In general, they appeared on the dates shown in various Colorado Community Newspapers.
If you're active in public affairs, sooner or later you're going to get quoted in the newspaper.
You imagine, of course, that you'll come across the same way you do in person: intelligent, witty, even, well, quotable. You just know that the reading public will grasp and agree with your comments immediately.
Instead, either you get quoted saying something completely incomprehensible, or exactly contrary to your real feelings, or -- worst of all -- undeniably dim. I've done all of these myself, and I know what I'm talking about.
Like most business people these days, library staff depends on personal computers. We do what most folks do with them: word processing, spreadsheets, telecommunications, the occasional database, and the even more occasional graphic, in about that order.
According to the spec sheets, every time we buy a new computer, it is far more powerful than any of the computers we have bought before. But the work we do -- on the whole -- is the same.
A friend of mine runs her own business from home. A couple of months ago, she got into a slump. She still had plenty of business, but she just didn't think she was doing her best work.
Most of us get into these kinds of troughs every now and then. But my friend did something about it that was surprisingly effective -- and surprisingly simple.
At last the truth can be told. I was one of the two Caped Avengers who thwarted the great Waukegan Car Wash Robbery.
My crime fighting identity in those days was "Red Diamond." My partner and mentor was Mike Milligan, "The Blade." I was 10. He was 12.
Last week, I gave a talk on censorship to some New Mexico librarians. After the talk, I was approached by the librarian for the Zuni tribe -- one of the Pueblo peoples. The librarian (she was white) described a situation new to me.
The story starts a long time ago. Between the years of about 1870 and 1917, white photographers and anthropologists, fascinated by Native American religions, took many photographs of various ceremonies, artifacts, and places.
I've spent the past week at a conference called Computers in Libraries. I was at the very first one of these 11 years ago. Back then, almost 400 people showed up, from all over the country.
This year, there were over 2000.
It happens that I'm near-sighted -- possibly the result of too much reading under haphazard lighting. (Listen to your mothers, children!)
Far away, I see just fine -- with glasses.
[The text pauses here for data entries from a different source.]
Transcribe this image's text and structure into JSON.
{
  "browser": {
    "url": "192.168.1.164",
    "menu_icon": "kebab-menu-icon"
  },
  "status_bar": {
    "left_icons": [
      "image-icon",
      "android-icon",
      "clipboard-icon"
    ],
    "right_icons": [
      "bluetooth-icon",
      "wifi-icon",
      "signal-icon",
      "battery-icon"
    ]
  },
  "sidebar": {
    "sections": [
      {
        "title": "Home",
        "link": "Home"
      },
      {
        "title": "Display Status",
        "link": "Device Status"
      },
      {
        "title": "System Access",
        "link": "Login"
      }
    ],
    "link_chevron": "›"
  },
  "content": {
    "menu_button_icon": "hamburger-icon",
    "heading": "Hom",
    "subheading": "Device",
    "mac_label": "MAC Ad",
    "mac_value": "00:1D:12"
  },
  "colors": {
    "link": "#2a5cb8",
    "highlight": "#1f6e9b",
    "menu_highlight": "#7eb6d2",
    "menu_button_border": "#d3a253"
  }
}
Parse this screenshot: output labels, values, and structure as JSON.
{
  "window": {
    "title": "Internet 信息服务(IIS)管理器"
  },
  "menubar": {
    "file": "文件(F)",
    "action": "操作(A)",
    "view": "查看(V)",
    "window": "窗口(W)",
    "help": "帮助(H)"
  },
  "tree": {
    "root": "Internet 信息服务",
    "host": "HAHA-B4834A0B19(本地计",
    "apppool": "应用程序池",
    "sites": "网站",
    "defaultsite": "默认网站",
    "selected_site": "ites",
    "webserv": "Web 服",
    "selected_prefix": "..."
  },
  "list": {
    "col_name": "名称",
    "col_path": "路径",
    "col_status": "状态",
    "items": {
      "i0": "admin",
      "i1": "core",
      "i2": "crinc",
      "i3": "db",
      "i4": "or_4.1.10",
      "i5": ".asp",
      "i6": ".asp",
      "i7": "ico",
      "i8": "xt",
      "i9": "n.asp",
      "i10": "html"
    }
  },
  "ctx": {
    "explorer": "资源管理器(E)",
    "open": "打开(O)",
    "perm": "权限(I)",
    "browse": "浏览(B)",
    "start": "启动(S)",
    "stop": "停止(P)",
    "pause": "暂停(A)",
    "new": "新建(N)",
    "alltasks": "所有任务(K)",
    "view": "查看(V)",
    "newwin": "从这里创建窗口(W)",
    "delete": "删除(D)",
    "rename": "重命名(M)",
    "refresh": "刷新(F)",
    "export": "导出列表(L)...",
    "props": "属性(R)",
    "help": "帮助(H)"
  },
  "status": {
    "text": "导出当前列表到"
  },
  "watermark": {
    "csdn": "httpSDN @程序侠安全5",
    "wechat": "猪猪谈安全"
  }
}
But for the past few months, especially in the evening, my eyes play tricks on me. I have to take off my glasses to read something right in front of me. I have to put on my glasses to see somebody across the table. It's a matter, I'm told, of the changing focal length of older eyeballs.
On Sunday, January 28, Jerry Siegel died. He was 81. Siegel was a good friend of Joe Shuster.
So who were Siegel and Shuster? They were buddies who together, while still in high school, dreamed up the Man of Steel, the Son of Krypton -- Superman. Siegel was the writer; Shuster (who died in 1992) was the artist.
I read with interest an article in the January 26, 1996 Rocky Mountain News about a teacher who wanted to show an R-rated video to his high school class.
The issue is not new. It has been raised by parents in Adams County, Jefferson County, and is under consideration right now in Douglas County.
Recently, national and local League of Women Voters groups have begun to talk about the need to restore faith in government.
Have people in fact LOST faith in government?